The then correspondent of France 24 and Radio Monte Carlo Doualiya, Nazeeha Saeed was one of the many victims of the Bahraini regime’s crackdown on dissidents and journalists in response to a wave of anti-government protests in 2011, but hers was the first case of torture to come before a Bahraini court. Se was badly beaten, tortured and humiliated for several hours during interrogation at a police station in Rifa’a on 22 May 2011 about her participation in the March 2011 pro-democracy protests. She was finally released 11 hours later, after been made to sign papers she was not allowed to read.

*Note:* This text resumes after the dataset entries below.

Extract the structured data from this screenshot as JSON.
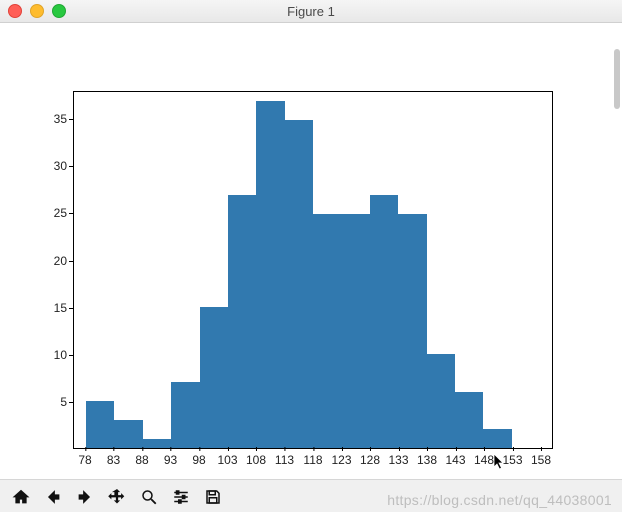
{
  "window": {
    "title": "Figure 1"
  },
  "chart_data": {
    "type": "bar",
    "title": "",
    "xlabel": "",
    "ylabel": "",
    "categories": [
      78,
      83,
      88,
      93,
      98,
      103,
      108,
      113,
      118,
      123,
      128,
      133,
      138,
      143,
      148,
      153,
      158
    ],
    "values": [
      5,
      3,
      1,
      7,
      15,
      27,
      37,
      35,
      25,
      25,
      27,
      25,
      10,
      6,
      2,
      0
    ],
    "ylim": [
      0,
      38
    ],
    "yticks": [
      5,
      10,
      15,
      20,
      25,
      30,
      35
    ],
    "bar_color": "#3179af"
  },
  "toolbar": {
    "home": "Home",
    "back": "Back",
    "forward": "Forward",
    "pan": "Pan",
    "zoom": "Zoom",
    "subplots": "Configure subplots",
    "save": "Save"
  },
  "watermark": "https://blog.csdn.net/qq_44038001"
}
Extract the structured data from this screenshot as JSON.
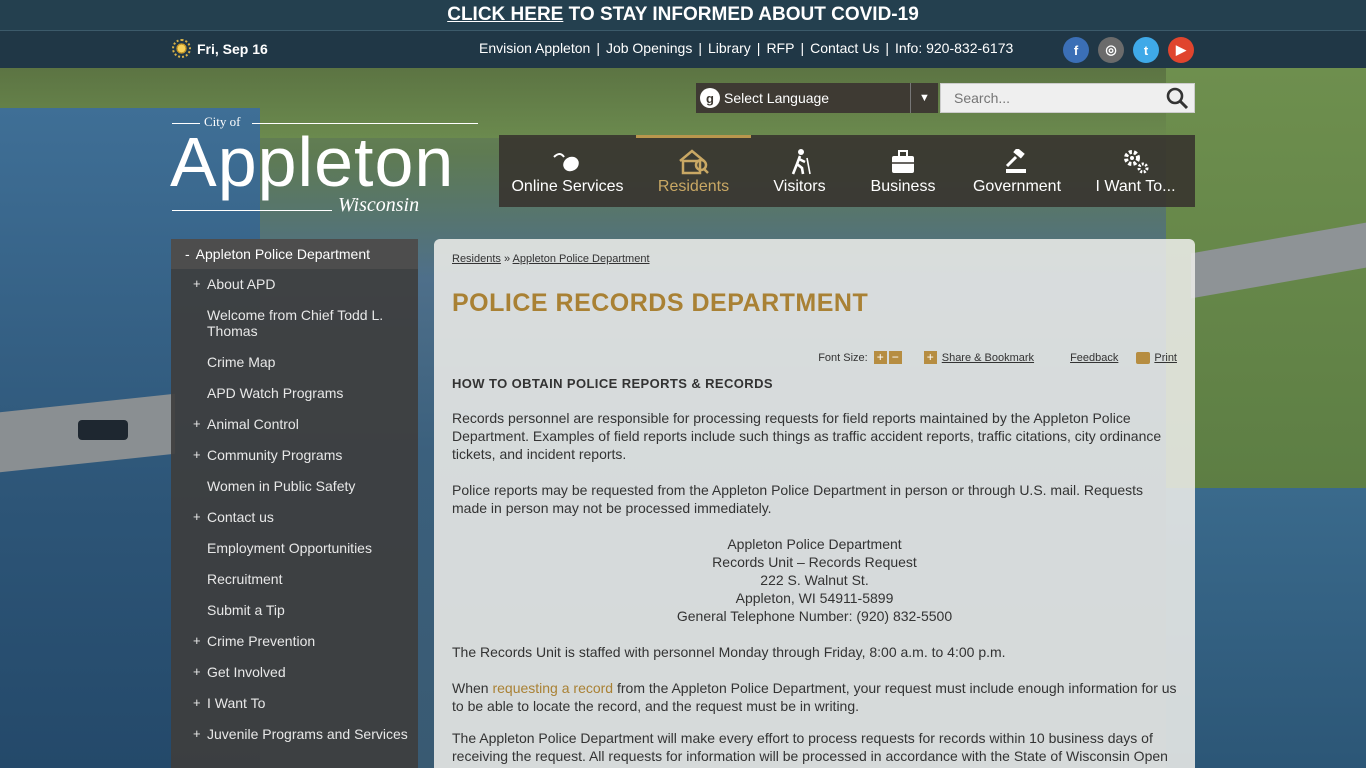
{
  "alert": {
    "link": "CLICK HERE",
    "text": " TO STAY INFORMED ABOUT COVID-19"
  },
  "utility": {
    "date": "Fri, Sep 16",
    "links": [
      "Envision Appleton",
      "Job Openings",
      "Library",
      "RFP",
      "Contact Us",
      "Info: 920-832-6173"
    ],
    "social": [
      {
        "name": "facebook",
        "glyph": "f",
        "color": "#3b6fb6"
      },
      {
        "name": "instagram",
        "glyph": "◎",
        "color": "#6b6b6b"
      },
      {
        "name": "twitter",
        "glyph": "t",
        "color": "#3fa9e8"
      },
      {
        "name": "youtube",
        "glyph": "▶",
        "color": "#e0452e"
      }
    ]
  },
  "logo": {
    "city_of": "City of",
    "name": "Appleton",
    "state": "Wisconsin"
  },
  "language": {
    "glyph": "g",
    "label": "Select Language",
    "arrow": "▼"
  },
  "search": {
    "placeholder": "Search..."
  },
  "nav": [
    "Online Services",
    "Residents",
    "Visitors",
    "Business",
    "Government",
    "I Want To..."
  ],
  "sidebar": {
    "heading": "Appleton Police Department",
    "items": [
      {
        "label": "About APD",
        "expand": "+"
      },
      {
        "label": "Welcome from Chief Todd L. Thomas",
        "expand": ""
      },
      {
        "label": "Crime Map",
        "expand": ""
      },
      {
        "label": "APD Watch Programs",
        "expand": ""
      },
      {
        "label": "Animal Control",
        "expand": "+"
      },
      {
        "label": "Community Programs",
        "expand": "+"
      },
      {
        "label": "Women in Public Safety",
        "expand": ""
      },
      {
        "label": "Contact us",
        "expand": "+"
      },
      {
        "label": "Employment Opportunities",
        "expand": ""
      },
      {
        "label": "Recruitment",
        "expand": ""
      },
      {
        "label": "Submit a Tip",
        "expand": ""
      },
      {
        "label": "Crime Prevention",
        "expand": "+"
      },
      {
        "label": "Get Involved",
        "expand": "+"
      },
      {
        "label": "I Want To",
        "expand": "+"
      },
      {
        "label": "Juvenile Programs and Services",
        "expand": "+"
      }
    ]
  },
  "breadcrumb": {
    "first": "Residents",
    "sep": " » ",
    "second": "Appleton Police Department"
  },
  "page_title": "POLICE RECORDS DEPARTMENT",
  "tools": {
    "font_size": "Font Size:",
    "share": "Share & Bookmark",
    "feedback": "Feedback",
    "print": "Print"
  },
  "content": {
    "section_title": "HOW TO OBTAIN POLICE REPORTS & RECORDS",
    "p1": "Records personnel are responsible for processing requests for field reports maintained by the Appleton Police Department. Examples of field reports include such things as traffic accident reports, traffic citations, city ordinance tickets, and incident reports.",
    "p2": "Police reports may be requested from the Appleton Police Department in person or through U.S. mail. Requests made in person may not be processed immediately.",
    "address": [
      "Appleton Police Department",
      "Records Unit – Records Request",
      "222 S. Walnut St.",
      "Appleton, WI 54911-5899",
      "General Telephone Number: (920) 832-5500"
    ],
    "p3": "The Records Unit is staffed with personnel Monday through Friday, 8:00 a.m. to 4:00 p.m.",
    "p4_pre": "When ",
    "p4_link": "requesting a record",
    "p4_post": " from the Appleton Police Department, your request must include enough information for us to be able to locate the record, and the request must be in writing.",
    "p5": "The Appleton Police Department will make every effort to process requests for records within 10 business days of receiving the request. All requests for information will be processed in accordance with the State of Wisconsin Open"
  }
}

Able to identify the five police officers who mistreated her, Saeed immediately filed a complaint with the interior ministry, which promised to investigate. Seeing that nothing was being done, she brought a legal action against the five police officers with the help of Media Legal Defence Initiative in January 2012. A trial began in February 2012 with only one of the five as defendant. It proceeded slowly, with many postponements and irregularities, and concluded in October 2012 with an acquittal that was upheld on appeal in June 2013. On 27 October 2014, Saeed and her lawyer were themselves summoned to appear before an investigating prosecutor.
When asked on 17 November 2014 to identify the police officers who had beaten and tortured her, she recognized only one of the three persons in the line-up. Since then, she has been waiting for the judicial authorities to initiate proper proceedings against the five police officers instead of just conducting a few interrogations.
Determined to press ahead with her work and activism, Saeed nowadays concentrates on denouncing the government’s free speech violations and defending Bahrain’s independent media. Reporters Without Borders has followed her case closely, repeatedly drawing attention to the lack of independence displayed by the Bahraini justice system.